◆ **YOUR TASK**: Give the records again, every one, exactly.

◆ **ENTRIES SHOWN**:
--------------------------------------------------

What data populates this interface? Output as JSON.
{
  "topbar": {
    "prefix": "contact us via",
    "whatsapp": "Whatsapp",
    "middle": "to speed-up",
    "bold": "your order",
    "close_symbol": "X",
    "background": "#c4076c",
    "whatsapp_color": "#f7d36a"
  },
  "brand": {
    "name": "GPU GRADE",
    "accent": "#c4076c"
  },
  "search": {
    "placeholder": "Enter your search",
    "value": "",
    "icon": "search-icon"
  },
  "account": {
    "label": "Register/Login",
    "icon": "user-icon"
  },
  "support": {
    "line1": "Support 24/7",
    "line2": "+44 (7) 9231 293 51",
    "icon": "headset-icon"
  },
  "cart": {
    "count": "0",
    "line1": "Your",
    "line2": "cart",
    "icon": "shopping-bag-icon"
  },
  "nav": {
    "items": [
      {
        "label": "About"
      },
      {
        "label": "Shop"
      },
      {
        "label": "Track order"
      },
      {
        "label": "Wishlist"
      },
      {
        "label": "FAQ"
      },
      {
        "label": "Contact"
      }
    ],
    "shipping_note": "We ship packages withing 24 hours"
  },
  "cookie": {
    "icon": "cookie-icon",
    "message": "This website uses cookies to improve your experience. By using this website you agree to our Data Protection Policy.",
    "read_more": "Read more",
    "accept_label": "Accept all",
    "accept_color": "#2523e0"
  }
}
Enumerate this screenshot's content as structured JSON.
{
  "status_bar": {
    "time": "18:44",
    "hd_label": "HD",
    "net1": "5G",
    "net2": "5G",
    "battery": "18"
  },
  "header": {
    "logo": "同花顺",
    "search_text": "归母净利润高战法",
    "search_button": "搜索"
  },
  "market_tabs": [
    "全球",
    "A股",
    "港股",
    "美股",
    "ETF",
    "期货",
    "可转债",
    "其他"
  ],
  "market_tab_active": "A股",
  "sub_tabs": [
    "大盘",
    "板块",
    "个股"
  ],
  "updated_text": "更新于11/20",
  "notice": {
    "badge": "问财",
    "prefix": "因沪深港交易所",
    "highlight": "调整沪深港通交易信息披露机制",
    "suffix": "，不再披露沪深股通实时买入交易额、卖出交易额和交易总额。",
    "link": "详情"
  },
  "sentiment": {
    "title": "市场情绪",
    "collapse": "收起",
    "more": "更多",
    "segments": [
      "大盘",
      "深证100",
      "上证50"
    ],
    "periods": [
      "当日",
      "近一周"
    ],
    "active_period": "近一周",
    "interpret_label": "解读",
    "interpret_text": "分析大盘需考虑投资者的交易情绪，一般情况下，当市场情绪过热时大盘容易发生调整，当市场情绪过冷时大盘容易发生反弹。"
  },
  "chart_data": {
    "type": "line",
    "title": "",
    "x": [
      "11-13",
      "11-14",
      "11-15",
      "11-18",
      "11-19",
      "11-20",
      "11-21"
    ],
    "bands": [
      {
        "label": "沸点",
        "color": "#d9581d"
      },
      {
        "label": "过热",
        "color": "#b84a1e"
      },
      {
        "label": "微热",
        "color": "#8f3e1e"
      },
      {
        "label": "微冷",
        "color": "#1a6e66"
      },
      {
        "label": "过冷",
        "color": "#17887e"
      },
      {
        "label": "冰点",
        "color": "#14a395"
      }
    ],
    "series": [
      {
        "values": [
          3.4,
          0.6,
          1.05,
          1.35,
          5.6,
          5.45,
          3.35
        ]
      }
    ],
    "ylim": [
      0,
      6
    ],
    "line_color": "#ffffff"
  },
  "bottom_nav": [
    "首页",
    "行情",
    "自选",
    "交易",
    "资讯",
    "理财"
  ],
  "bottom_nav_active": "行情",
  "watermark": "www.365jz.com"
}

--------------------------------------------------

◆ **SOLUTION TO THIS PROBLEM**:
What data populates this interface? Output as JSON.
{
  "topbar": {
    "prefix": "contact us via",
    "whatsapp": "Whatsapp",
    "middle": "to speed-up",
    "bold": "your order",
    "close_symbol": "X",
    "background": "#c4076c",
    "whatsapp_color": "#f7d36a"
  },
  "brand": {
    "name": "GPU GRADE",
    "accent": "#c4076c"
  },
  "search": {
    "placeholder": "Enter your search",
    "value": "",
    "icon": "search-icon"
  },
  "account": {
    "label": "Register/Login",
    "icon": "user-icon"
  },
  "support": {
    "line1": "Support 24/7",
    "line2": "+44 (7) 9231 293 51",
    "icon": "headset-icon"
  },
  "cart": {
    "count": "0",
    "line1": "Your",
    "line2": "cart",
    "icon": "shopping-bag-icon"
  },
  "nav": {
    "items": [
      {
        "label": "About"
      },
      {
        "label": "Shop"
      },
      {
        "label": "Track order"
      },
      {
        "label": "Wishlist"
      },
      {
        "label": "FAQ"
      },
      {
        "label": "Contact"
      }
    ],
    "shipping_note": "We ship packages withing 24 hours"
  },
  "cookie": {
    "icon": "cookie-icon",
    "message": "This website uses cookies to improve your experience. By using this website you agree to our Data Protection Policy.",
    "read_more": "Read more",
    "accept_label": "Accept all",
    "accept_color": "#2523e0"
  }
}
Enumerate this screenshot's content as structured JSON.
{
  "status_bar": {
    "time": "18:44",
    "hd_label": "HD",
    "net1": "5G",
    "net2": "5G",
    "battery": "18"
  },
  "header": {
    "logo": "同花顺",
    "search_text": "归母净利润高战法",
    "search_button": "搜索"
  },
  "market_tabs": [
    "全球",
    "A股",
    "港股",
    "美股",
    "ETF",
    "期货",
    "可转债",
    "其他"
  ],
  "market_tab_active": "A股",
  "sub_tabs": [
    "大盘",
    "板块",
    "个股"
  ],
  "updated_text": "更新于11/20",
  "notice": {
    "badge": "问财",
    "prefix": "因沪深港交易所",
    "highlight": "调整沪深港通交易信息披露机制",
    "suffix": "，不再披露沪深股通实时买入交易额、卖出交易额和交易总额。",
    "link": "详情"
  },
  "sentiment": {
    "title": "市场情绪",
    "collapse": "收起",
    "more": "更多",
    "segments": [
      "大盘",
      "深证100",
      "上证50"
    ],
    "periods": [
      "当日",
      "近一周"
    ],
    "active_period": "近一周",
    "interpret_label": "解读",
    "interpret_text": "分析大盘需考虑投资者的交易情绪，一般情况下，当市场情绪过热时大盘容易发生调整，当市场情绪过冷时大盘容易发生反弹。"
  },
  "chart_data": {
    "type": "line",
    "title": "",
    "x": [
      "11-13",
      "11-14",
      "11-15",
      "11-18",
      "11-19",
      "11-20",
      "11-21"
    ],
    "bands": [
      {
        "label": "沸点",
        "color": "#d9581d"
      },
      {
        "label": "过热",
        "color": "#b84a1e"
      },
      {
        "label": "微热",
        "color": "#8f3e1e"
      },
      {
        "label": "微冷",
        "color": "#1a6e66"
      },
      {
        "label": "过冷",
        "color": "#17887e"
      },
      {
        "label": "冰点",
        "color": "#14a395"
      }
    ],
    "series": [
      {
        "values": [
          3.4,
          0.6,
          1.05,
          1.35,
          5.6,
          5.45,
          3.35
        ]
      }
    ],
    "ylim": [
      0,
      6
    ],
    "line_color": "#ffffff"
  },
  "bottom_nav": [
    "首页",
    "行情",
    "自选",
    "交易",
    "资讯",
    "理财"
  ],
  "bottom_nav_active": "行情",
  "watermark": "www.365jz.com"
}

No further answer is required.